Application of time series models in business research: Correlation, association, causation


Time series models are used to determine relationships, spot patterns, and detect abnormalities and irregularities among data. We explore the application of time series analyses in business research by discussing the differences among correlation, association, and Granger causality and providing insight into their proper use in the sustainability literature. In statistics, two correlation coefficients are typically calculated. The first one is the Pearson correlation coefficient and the second is the Spearman correlation coefficient. In the commonly used correlation analysis (the Pearson and the Spearman correlation coefficients), the focus is primarily on the changes in two variables regardless of the effects of other variables. On the contrary, in association analyses, the researcher examines the relationship between two variables while holding the effects of other related variables constant (ceteris paribus). In the study of the causation, or the cause-effect relationship between two variables, researchers are concerned about the effect of variable X on variable Y. The difficulty of achieving the third condition of causation is believed to be the main reason that in business literature causations are rarely used. The difficulty of achieving a causal relationship between two variables has moved researchers toward a special form of causation called "Granger causality". We offer practical examples for correlation, association, causation, and the Granger causality and discuss their main differences and show how the use of a linear regression is inappropriate when the true relationship is non-linear.
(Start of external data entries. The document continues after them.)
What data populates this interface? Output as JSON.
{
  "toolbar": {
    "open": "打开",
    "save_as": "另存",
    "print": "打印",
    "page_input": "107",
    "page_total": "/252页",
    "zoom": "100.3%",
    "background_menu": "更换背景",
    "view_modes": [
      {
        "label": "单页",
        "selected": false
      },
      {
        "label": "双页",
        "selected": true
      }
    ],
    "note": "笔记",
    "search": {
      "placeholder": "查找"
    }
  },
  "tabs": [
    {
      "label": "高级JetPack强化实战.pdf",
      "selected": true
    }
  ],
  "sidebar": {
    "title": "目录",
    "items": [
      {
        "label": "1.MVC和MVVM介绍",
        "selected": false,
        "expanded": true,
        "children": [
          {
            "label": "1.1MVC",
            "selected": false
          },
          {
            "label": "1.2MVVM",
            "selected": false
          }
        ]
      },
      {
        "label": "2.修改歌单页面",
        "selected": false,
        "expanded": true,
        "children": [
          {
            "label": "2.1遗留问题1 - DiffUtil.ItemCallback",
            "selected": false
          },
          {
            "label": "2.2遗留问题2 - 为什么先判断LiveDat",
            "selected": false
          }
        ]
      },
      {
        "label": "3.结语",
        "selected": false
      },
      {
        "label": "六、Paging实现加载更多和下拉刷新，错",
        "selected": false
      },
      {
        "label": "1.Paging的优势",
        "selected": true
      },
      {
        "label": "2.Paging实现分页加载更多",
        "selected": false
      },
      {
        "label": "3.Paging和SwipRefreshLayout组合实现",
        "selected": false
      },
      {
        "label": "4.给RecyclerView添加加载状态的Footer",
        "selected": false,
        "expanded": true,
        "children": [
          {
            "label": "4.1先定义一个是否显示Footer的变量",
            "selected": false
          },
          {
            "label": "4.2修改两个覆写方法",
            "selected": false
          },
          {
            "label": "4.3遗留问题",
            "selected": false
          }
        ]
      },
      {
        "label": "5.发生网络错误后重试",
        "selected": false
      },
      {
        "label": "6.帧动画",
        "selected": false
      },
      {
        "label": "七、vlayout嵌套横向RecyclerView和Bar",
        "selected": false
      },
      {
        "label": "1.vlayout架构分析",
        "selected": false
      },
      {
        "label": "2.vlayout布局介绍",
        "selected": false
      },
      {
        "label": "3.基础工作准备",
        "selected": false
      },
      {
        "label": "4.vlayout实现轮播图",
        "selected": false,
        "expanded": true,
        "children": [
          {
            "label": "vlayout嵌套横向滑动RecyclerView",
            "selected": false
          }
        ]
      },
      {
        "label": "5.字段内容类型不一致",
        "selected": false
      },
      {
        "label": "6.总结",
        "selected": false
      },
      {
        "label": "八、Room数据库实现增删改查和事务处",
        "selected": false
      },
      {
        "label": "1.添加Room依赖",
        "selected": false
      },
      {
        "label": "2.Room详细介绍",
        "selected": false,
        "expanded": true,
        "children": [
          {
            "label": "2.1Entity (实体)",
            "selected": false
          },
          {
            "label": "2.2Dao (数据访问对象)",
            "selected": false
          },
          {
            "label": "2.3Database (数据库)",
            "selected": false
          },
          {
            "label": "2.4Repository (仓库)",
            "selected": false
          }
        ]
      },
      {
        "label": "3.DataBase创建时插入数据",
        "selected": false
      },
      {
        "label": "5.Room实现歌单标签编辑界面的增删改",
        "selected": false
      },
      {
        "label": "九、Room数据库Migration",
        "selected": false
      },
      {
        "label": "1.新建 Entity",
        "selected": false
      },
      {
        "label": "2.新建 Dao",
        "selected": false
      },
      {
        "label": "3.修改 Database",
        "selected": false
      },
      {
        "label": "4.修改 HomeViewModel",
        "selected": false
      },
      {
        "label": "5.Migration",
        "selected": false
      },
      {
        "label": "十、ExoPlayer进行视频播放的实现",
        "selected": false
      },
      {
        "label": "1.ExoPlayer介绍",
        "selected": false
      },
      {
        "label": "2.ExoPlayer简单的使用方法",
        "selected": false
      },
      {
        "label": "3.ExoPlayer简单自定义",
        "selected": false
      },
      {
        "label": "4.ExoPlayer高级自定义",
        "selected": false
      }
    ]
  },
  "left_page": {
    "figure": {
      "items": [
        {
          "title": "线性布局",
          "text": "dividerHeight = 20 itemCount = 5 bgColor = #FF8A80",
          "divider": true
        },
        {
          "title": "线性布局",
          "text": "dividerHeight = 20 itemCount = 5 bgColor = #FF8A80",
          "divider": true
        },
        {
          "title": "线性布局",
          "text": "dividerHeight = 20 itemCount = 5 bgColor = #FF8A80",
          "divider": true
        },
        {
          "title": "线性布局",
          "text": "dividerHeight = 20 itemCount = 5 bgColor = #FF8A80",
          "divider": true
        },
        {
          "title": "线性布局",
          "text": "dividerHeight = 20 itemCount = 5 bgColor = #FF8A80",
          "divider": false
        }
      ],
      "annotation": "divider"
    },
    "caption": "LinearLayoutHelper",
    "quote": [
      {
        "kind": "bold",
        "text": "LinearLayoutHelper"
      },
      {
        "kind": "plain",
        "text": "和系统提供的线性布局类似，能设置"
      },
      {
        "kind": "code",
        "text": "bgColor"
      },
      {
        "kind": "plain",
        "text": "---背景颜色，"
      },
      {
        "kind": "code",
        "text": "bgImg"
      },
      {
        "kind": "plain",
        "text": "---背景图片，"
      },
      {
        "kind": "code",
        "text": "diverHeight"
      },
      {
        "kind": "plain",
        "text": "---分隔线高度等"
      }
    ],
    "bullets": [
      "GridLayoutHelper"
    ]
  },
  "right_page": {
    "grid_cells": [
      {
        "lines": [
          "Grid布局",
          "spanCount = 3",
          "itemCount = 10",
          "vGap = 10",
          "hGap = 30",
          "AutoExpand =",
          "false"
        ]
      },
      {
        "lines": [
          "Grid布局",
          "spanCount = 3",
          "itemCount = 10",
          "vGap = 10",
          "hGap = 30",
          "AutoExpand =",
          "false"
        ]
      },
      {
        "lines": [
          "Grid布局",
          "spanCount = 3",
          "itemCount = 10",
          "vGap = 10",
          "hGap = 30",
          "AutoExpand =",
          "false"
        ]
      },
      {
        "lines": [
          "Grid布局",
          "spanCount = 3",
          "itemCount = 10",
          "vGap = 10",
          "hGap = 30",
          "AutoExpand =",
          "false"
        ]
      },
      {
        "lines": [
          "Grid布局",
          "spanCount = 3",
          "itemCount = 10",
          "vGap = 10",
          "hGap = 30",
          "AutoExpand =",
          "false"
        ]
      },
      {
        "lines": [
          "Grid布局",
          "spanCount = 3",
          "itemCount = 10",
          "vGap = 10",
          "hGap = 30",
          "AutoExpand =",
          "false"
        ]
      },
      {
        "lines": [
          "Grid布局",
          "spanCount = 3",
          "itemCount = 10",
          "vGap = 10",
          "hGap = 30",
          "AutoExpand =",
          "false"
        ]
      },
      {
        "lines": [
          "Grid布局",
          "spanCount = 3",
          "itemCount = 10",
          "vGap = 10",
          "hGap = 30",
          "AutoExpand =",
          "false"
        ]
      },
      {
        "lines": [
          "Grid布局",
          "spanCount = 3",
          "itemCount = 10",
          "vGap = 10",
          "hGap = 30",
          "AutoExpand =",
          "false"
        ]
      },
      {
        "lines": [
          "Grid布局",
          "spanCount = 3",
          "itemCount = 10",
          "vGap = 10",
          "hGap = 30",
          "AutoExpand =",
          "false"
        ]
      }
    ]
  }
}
Finally, we discuss the policy, practical, and educational implications of our study.

Publication Title

Sustainability (Switzerland)